--- START ---

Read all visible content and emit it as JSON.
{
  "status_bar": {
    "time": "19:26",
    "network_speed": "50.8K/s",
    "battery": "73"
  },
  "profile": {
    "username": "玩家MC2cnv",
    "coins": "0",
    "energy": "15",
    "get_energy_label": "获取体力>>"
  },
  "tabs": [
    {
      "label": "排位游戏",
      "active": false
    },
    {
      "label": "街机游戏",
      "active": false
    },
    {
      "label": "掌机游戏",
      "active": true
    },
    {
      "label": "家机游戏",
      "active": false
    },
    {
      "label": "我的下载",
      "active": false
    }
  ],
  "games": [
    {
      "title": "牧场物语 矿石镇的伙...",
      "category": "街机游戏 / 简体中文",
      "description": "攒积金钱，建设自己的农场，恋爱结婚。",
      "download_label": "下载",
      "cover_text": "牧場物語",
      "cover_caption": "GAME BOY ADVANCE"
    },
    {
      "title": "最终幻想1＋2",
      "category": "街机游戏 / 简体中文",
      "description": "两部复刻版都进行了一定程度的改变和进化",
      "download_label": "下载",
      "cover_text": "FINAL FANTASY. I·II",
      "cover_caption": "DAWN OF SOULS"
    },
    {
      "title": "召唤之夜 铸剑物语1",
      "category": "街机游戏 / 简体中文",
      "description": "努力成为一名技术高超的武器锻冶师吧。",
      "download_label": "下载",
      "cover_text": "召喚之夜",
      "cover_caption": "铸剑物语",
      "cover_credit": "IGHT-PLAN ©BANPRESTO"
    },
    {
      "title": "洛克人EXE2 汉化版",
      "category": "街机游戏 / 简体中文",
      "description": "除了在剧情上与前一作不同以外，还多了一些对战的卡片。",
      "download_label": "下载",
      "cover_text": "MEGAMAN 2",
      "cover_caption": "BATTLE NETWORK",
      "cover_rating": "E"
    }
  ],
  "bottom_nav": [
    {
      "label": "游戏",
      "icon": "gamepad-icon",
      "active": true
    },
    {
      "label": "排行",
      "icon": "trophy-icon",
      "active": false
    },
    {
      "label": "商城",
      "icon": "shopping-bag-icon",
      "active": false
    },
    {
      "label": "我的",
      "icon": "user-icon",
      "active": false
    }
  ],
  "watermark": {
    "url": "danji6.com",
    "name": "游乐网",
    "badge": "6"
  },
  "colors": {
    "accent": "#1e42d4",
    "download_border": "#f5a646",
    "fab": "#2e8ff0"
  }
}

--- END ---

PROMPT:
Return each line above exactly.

RESULT OF THE EXERCISE:
Read all visible content and emit it as JSON.
{
  "status_bar": {
    "time": "19:26",
    "network_speed": "50.8K/s",
    "battery": "73"
  },
  "profile": {
    "username": "玩家MC2cnv",
    "coins": "0",
    "energy": "15",
    "get_energy_label": "获取体力>>"
  },
  "tabs": [
    {
      "label": "排位游戏",
      "active": false
    },
    {
      "label": "街机游戏",
      "active": false
    },
    {
      "label": "掌机游戏",
      "active": true
    },
    {
      "label": "家机游戏",
      "active": false
    },
    {
      "label": "我的下载",
      "active": false
    }
  ],
  "games": [
    {
      "title": "牧场物语 矿石镇的伙...",
      "category": "街机游戏 / 简体中文",
      "description": "攒积金钱，建设自己的农场，恋爱结婚。",
      "download_label": "下载",
      "cover_text": "牧場物語",
      "cover_caption": "GAME BOY ADVANCE"
    },
    {
      "title": "最终幻想1＋2",
      "category": "街机游戏 / 简体中文",
      "description": "两部复刻版都进行了一定程度的改变和进化",
      "download_label": "下载",
      "cover_text": "FINAL FANTASY. I·II",
      "cover_caption": "DAWN OF SOULS"
    },
    {
      "title": "召唤之夜 铸剑物语1",
      "category": "街机游戏 / 简体中文",
      "description": "努力成为一名技术高超的武器锻冶师吧。",
      "download_label": "下载",
      "cover_text": "召喚之夜",
      "cover_caption": "铸剑物语",
      "cover_credit": "IGHT-PLAN ©BANPRESTO"
    },
    {
      "title": "洛克人EXE2 汉化版",
      "category": "街机游戏 / 简体中文",
      "description": "除了在剧情上与前一作不同以外，还多了一些对战的卡片。",
      "download_label": "下载",
      "cover_text": "MEGAMAN 2",
      "cover_caption": "BATTLE NETWORK",
      "cover_rating": "E"
    }
  ],
  "bottom_nav": [
    {
      "label": "游戏",
      "icon": "gamepad-icon",
      "active": true
    },
    {
      "label": "排行",
      "icon": "trophy-icon",
      "active": false
    },
    {
      "label": "商城",
      "icon": "shopping-bag-icon",
      "active": false
    },
    {
      "label": "我的",
      "icon": "user-icon",
      "active": false
    }
  ],
  "watermark": {
    "url": "danji6.com",
    "name": "游乐网",
    "badge": "6"
  },
  "colors": {
    "accent": "#1e42d4",
    "download_border": "#f5a646",
    "fab": "#2e8ff0"
  }
}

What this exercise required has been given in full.